++++ GIVEN RECORDS ++++

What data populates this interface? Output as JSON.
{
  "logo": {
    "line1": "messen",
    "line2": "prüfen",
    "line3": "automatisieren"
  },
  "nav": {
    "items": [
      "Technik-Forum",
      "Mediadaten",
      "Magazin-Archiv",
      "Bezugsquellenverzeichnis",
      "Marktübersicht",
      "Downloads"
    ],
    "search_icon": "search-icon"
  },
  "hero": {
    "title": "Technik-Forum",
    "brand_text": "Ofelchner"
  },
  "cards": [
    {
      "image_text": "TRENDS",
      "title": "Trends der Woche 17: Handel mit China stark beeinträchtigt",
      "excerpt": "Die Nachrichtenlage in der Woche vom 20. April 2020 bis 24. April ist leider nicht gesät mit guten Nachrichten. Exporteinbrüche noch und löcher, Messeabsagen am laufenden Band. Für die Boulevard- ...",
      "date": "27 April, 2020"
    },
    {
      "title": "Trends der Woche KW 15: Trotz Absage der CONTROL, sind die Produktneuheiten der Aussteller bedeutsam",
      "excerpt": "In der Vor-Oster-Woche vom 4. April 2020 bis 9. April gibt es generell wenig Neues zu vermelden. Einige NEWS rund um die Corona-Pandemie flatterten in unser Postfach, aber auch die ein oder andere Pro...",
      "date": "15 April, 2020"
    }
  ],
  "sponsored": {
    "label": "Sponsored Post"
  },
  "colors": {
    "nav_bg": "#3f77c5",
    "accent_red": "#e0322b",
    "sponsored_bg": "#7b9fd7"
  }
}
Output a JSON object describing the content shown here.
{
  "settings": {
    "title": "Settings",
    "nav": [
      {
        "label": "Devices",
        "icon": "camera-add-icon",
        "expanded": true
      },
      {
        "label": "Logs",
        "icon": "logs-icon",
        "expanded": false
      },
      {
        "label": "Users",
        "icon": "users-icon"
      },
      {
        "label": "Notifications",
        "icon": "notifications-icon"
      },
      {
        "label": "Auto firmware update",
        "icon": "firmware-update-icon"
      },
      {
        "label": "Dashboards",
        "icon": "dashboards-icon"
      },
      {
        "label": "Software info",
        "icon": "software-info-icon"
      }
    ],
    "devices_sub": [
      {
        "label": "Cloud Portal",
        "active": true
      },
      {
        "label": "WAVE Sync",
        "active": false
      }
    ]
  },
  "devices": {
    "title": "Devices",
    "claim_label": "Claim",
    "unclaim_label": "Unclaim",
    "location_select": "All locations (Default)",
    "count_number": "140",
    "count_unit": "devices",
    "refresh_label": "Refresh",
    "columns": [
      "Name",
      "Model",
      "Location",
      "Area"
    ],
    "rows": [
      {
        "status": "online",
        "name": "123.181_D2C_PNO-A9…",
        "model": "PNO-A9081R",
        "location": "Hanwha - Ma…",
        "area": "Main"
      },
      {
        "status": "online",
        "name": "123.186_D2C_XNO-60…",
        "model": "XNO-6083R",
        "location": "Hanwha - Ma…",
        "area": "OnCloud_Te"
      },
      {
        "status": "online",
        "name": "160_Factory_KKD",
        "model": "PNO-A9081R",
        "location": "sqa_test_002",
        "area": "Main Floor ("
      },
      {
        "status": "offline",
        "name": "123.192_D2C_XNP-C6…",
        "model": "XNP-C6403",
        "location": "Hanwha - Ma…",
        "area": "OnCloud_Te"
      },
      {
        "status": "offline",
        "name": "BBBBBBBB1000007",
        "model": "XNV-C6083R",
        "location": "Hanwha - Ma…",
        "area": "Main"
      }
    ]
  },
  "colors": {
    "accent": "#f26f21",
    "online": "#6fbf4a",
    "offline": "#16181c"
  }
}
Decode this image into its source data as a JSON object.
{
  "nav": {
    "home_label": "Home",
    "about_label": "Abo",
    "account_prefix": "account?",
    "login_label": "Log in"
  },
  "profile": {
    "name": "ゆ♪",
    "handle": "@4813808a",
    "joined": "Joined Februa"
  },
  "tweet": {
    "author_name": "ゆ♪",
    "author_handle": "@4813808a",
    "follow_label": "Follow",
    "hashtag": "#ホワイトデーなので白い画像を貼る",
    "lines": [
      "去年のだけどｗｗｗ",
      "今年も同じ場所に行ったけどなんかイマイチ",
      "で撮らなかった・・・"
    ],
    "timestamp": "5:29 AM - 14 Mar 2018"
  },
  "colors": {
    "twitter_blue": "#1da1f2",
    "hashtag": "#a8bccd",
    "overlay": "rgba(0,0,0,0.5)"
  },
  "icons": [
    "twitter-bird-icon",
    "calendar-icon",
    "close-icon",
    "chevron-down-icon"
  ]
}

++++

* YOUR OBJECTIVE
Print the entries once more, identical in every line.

* YOUR SOLUTION
What data populates this interface? Output as JSON.
{
  "logo": {
    "line1": "messen",
    "line2": "prüfen",
    "line3": "automatisieren"
  },
  "nav": {
    "items": [
      "Technik-Forum",
      "Mediadaten",
      "Magazin-Archiv",
      "Bezugsquellenverzeichnis",
      "Marktübersicht",
      "Downloads"
    ],
    "search_icon": "search-icon"
  },
  "hero": {
    "title": "Technik-Forum",
    "brand_text": "Ofelchner"
  },
  "cards": [
    {
      "image_text": "TRENDS",
      "title": "Trends der Woche 17: Handel mit China stark beeinträchtigt",
      "excerpt": "Die Nachrichtenlage in der Woche vom 20. April 2020 bis 24. April ist leider nicht gesät mit guten Nachrichten. Exporteinbrüche noch und löcher, Messeabsagen am laufenden Band. Für die Boulevard- ...",
      "date": "27 April, 2020"
    },
    {
      "title": "Trends der Woche KW 15: Trotz Absage der CONTROL, sind die Produktneuheiten der Aussteller bedeutsam",
      "excerpt": "In der Vor-Oster-Woche vom 4. April 2020 bis 9. April gibt es generell wenig Neues zu vermelden. Einige NEWS rund um die Corona-Pandemie flatterten in unser Postfach, aber auch die ein oder andere Pro...",
      "date": "15 April, 2020"
    }
  ],
  "sponsored": {
    "label": "Sponsored Post"
  },
  "colors": {
    "nav_bg": "#3f77c5",
    "accent_red": "#e0322b",
    "sponsored_bg": "#7b9fd7"
  }
}
Output a JSON object describing the content shown here.
{
  "settings": {
    "title": "Settings",
    "nav": [
      {
        "label": "Devices",
        "icon": "camera-add-icon",
        "expanded": true
      },
      {
        "label": "Logs",
        "icon": "logs-icon",
        "expanded": false
      },
      {
        "label": "Users",
        "icon": "users-icon"
      },
      {
        "label": "Notifications",
        "icon": "notifications-icon"
      },
      {
        "label": "Auto firmware update",
        "icon": "firmware-update-icon"
      },
      {
        "label": "Dashboards",
        "icon": "dashboards-icon"
      },
      {
        "label": "Software info",
        "icon": "software-info-icon"
      }
    ],
    "devices_sub": [
      {
        "label": "Cloud Portal",
        "active": true
      },
      {
        "label": "WAVE Sync",
        "active": false
      }
    ]
  },
  "devices": {
    "title": "Devices",
    "claim_label": "Claim",
    "unclaim_label": "Unclaim",
    "location_select": "All locations (Default)",
    "count_number": "140",
    "count_unit": "devices",
    "refresh_label": "Refresh",
    "columns": [
      "Name",
      "Model",
      "Location",
      "Area"
    ],
    "rows": [
      {
        "status": "online",
        "name": "123.181_D2C_PNO-A9…",
        "model": "PNO-A9081R",
        "location": "Hanwha - Ma…",
        "area": "Main"
      },
      {
        "status": "online",
        "name": "123.186_D2C_XNO-60…",
        "model": "XNO-6083R",
        "location": "Hanwha - Ma…",
        "area": "OnCloud_Te"
      },
      {
        "status": "online",
        "name": "160_Factory_KKD",
        "model": "PNO-A9081R",
        "location": "sqa_test_002",
        "area": "Main Floor ("
      },
      {
        "status": "offline",
        "name": "123.192_D2C_XNP-C6…",
        "model": "XNP-C6403",
        "location": "Hanwha - Ma…",
        "area": "OnCloud_Te"
      },
      {
        "status": "offline",
        "name": "BBBBBBBB1000007",
        "model": "XNV-C6083R",
        "location": "Hanwha - Ma…",
        "area": "Main"
      }
    ]
  },
  "colors": {
    "accent": "#f26f21",
    "online": "#6fbf4a",
    "offline": "#16181c"
  }
}
Decode this image into its source data as a JSON object.
{
  "nav": {
    "home_label": "Home",
    "about_label": "Abo",
    "account_prefix": "account?",
    "login_label": "Log in"
  },
  "profile": {
    "name": "ゆ♪",
    "handle": "@4813808a",
    "joined": "Joined Februa"
  },
  "tweet": {
    "author_name": "ゆ♪",
    "author_handle": "@4813808a",
    "follow_label": "Follow",
    "hashtag": "#ホワイトデーなので白い画像を貼る",
    "lines": [
      "去年のだけどｗｗｗ",
      "今年も同じ場所に行ったけどなんかイマイチ",
      "で撮らなかった・・・"
    ],
    "timestamp": "5:29 AM - 14 Mar 2018"
  },
  "colors": {
    "twitter_blue": "#1da1f2",
    "hashtag": "#a8bccd",
    "overlay": "rgba(0,0,0,0.5)"
  },
  "icons": [
    "twitter-bird-icon",
    "calendar-icon",
    "close-icon",
    "chevron-down-icon"
  ]
}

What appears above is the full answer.